Task brief |
Where does the string "icon" occur in the records below? Copy every line that holds it.

Record set |
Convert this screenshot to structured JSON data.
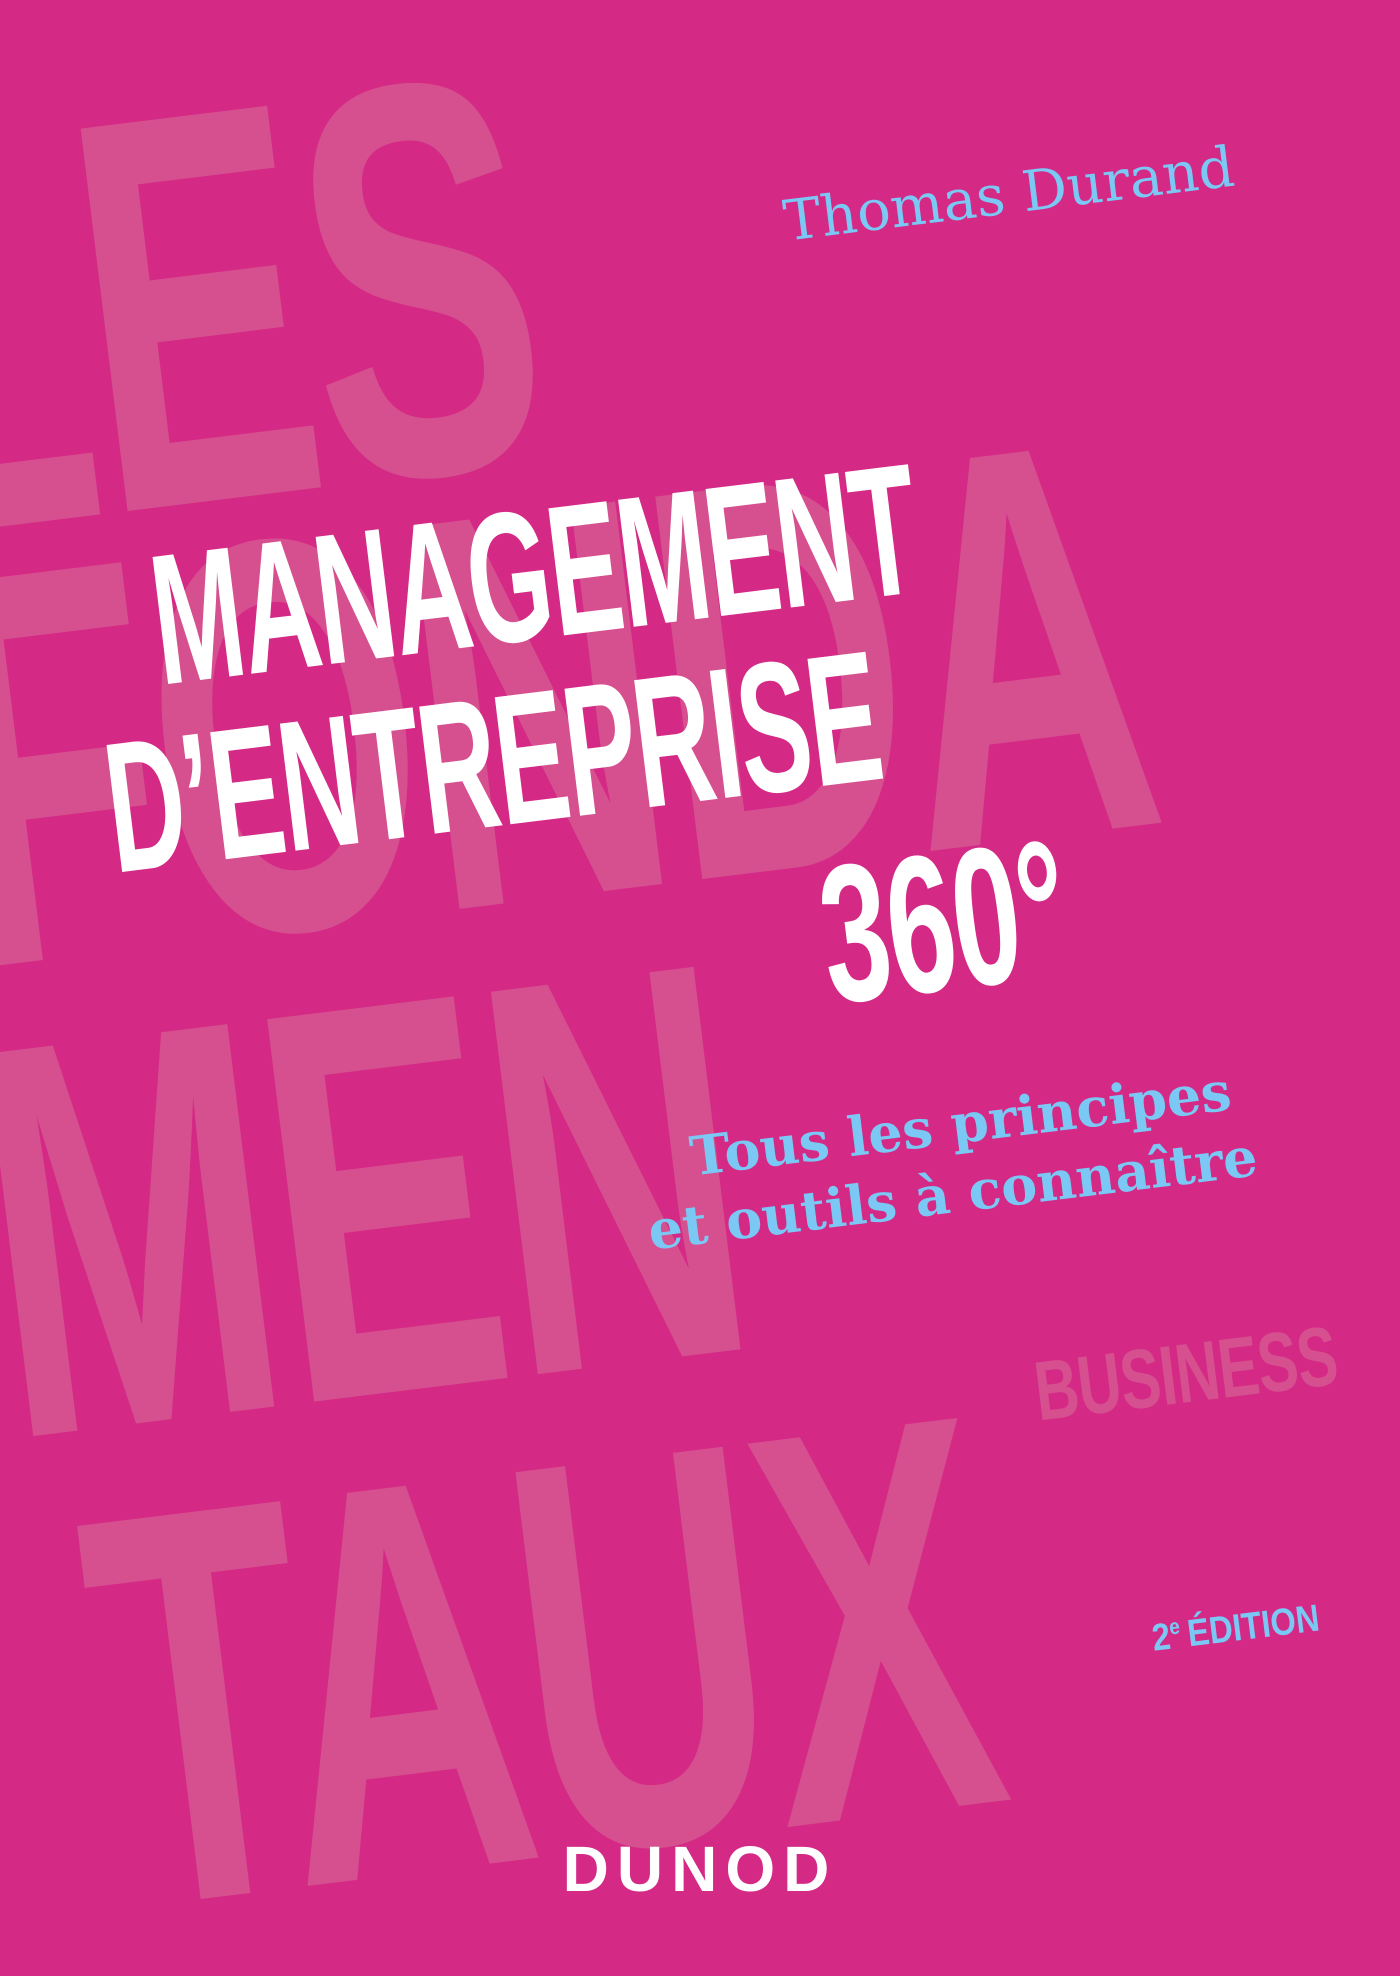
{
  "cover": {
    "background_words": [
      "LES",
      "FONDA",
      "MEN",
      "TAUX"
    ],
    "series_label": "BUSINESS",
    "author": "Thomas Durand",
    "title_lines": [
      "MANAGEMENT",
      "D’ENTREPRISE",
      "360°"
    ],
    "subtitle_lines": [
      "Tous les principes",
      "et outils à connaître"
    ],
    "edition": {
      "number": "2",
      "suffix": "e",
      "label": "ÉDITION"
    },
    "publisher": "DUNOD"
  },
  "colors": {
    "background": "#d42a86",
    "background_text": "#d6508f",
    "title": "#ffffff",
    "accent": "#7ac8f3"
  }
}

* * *

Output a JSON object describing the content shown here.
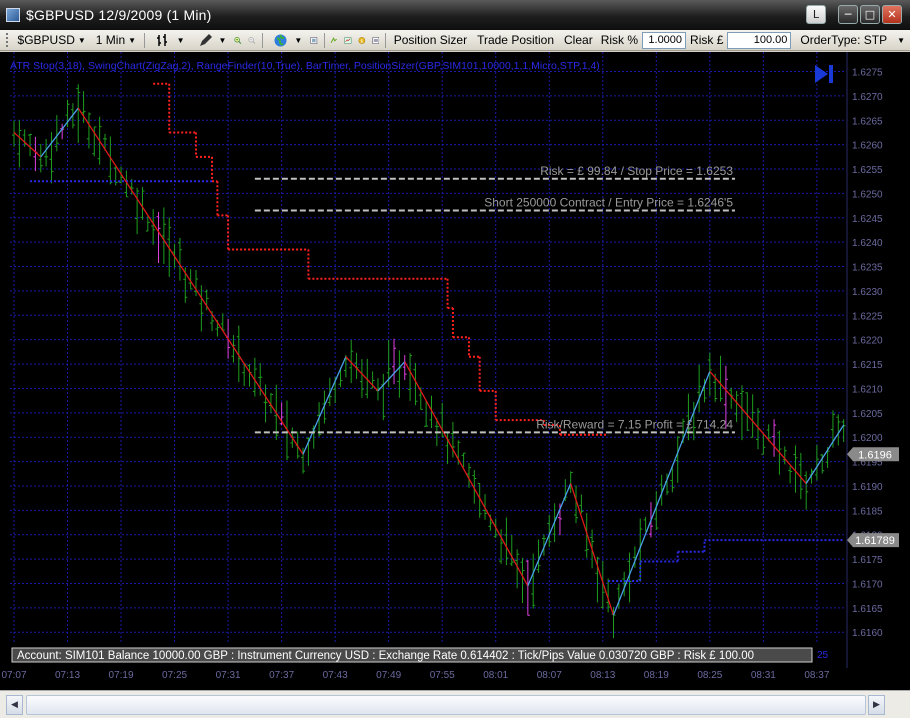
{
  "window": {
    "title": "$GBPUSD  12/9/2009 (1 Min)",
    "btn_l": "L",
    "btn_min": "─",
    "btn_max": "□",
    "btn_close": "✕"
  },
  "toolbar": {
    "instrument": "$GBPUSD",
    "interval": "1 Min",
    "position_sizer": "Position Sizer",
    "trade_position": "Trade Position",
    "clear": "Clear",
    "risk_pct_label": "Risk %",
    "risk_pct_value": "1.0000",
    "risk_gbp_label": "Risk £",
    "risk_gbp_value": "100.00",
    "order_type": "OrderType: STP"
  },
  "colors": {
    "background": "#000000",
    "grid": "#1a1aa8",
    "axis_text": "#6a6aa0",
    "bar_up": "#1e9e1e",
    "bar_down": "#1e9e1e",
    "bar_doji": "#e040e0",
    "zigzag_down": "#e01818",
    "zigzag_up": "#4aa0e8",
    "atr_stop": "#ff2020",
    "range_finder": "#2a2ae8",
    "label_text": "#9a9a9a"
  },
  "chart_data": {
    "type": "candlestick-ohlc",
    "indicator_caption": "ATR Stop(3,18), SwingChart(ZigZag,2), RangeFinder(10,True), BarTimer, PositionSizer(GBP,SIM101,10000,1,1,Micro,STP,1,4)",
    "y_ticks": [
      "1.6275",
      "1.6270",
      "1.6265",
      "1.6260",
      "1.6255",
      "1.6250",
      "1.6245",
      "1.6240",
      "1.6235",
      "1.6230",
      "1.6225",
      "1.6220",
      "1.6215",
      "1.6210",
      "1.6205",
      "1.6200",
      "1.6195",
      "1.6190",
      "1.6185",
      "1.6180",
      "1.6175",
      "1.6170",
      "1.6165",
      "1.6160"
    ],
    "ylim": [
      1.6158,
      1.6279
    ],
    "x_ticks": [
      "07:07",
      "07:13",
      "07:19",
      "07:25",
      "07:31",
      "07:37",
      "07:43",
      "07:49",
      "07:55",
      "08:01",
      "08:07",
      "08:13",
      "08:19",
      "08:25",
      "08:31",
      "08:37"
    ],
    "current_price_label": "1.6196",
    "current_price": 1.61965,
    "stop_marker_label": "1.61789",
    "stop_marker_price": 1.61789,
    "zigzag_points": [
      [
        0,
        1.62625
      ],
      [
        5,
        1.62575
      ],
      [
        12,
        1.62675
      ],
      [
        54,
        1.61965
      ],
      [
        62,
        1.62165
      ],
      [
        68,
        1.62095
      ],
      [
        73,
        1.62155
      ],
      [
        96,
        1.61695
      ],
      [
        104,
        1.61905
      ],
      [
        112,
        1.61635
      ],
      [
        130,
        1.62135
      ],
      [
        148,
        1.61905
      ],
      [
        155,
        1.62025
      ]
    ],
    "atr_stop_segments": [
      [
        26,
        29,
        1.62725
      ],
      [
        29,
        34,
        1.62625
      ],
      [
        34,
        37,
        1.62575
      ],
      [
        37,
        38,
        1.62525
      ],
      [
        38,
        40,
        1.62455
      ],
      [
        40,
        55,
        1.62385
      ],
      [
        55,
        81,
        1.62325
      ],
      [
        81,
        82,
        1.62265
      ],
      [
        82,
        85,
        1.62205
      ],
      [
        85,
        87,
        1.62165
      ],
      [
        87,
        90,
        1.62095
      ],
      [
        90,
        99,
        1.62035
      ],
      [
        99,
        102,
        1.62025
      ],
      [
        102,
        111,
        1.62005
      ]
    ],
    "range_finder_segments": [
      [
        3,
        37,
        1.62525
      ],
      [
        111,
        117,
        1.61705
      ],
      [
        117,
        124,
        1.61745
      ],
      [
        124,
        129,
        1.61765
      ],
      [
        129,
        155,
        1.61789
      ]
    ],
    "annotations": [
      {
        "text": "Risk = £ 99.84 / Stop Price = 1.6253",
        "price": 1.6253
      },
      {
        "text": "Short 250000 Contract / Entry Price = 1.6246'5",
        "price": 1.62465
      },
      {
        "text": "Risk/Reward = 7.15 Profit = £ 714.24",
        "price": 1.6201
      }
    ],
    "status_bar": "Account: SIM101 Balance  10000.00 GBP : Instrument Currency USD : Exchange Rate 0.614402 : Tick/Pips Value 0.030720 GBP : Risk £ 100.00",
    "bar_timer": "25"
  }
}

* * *

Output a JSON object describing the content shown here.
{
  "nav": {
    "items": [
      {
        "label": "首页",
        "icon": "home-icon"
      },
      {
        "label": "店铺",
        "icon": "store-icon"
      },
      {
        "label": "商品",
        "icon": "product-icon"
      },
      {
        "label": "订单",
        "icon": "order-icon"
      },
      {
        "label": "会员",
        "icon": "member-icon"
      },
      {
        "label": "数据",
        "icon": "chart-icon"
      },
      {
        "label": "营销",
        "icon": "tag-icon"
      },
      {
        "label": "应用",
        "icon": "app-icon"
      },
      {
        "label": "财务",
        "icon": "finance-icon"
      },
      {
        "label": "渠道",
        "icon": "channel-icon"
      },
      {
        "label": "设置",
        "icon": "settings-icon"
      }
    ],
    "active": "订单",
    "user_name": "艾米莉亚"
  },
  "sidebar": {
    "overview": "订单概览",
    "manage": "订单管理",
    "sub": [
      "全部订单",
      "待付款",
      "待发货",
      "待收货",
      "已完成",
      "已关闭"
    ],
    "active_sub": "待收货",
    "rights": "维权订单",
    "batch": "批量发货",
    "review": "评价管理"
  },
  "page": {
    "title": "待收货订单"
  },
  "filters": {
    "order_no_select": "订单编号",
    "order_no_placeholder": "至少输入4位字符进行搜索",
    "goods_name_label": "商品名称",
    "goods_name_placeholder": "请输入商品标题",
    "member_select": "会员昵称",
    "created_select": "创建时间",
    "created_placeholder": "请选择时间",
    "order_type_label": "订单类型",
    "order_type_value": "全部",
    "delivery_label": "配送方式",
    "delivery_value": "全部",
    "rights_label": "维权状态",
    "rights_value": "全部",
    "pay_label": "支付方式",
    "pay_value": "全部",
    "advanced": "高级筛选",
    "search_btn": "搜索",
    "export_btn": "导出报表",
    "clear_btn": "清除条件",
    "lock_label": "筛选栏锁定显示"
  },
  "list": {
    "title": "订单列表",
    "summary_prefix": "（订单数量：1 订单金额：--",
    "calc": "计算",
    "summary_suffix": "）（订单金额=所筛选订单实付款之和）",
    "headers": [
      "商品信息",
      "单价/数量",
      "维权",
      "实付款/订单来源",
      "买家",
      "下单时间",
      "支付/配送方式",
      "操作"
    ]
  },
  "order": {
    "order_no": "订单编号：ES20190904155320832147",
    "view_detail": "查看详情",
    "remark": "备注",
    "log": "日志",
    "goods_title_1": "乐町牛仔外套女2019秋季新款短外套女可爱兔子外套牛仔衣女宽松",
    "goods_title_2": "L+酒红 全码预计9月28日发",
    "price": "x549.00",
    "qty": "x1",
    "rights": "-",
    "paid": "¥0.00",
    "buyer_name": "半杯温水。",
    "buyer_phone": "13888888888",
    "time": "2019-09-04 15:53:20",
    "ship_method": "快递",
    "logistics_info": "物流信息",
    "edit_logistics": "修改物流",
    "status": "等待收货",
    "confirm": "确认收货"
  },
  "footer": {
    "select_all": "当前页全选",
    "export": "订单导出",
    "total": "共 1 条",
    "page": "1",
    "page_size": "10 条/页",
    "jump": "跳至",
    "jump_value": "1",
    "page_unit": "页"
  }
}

Result |
        "icon": "home-icon"
        "icon": "store-icon"
        "icon": "product-icon"
        "icon": "order-icon"
        "icon": "member-icon"
        "icon": "chart-icon"
        "icon": "tag-icon"
        "icon": "app-icon"
        "icon": "finance-icon"
        "icon": "channel-icon"
        "icon": "settings-icon"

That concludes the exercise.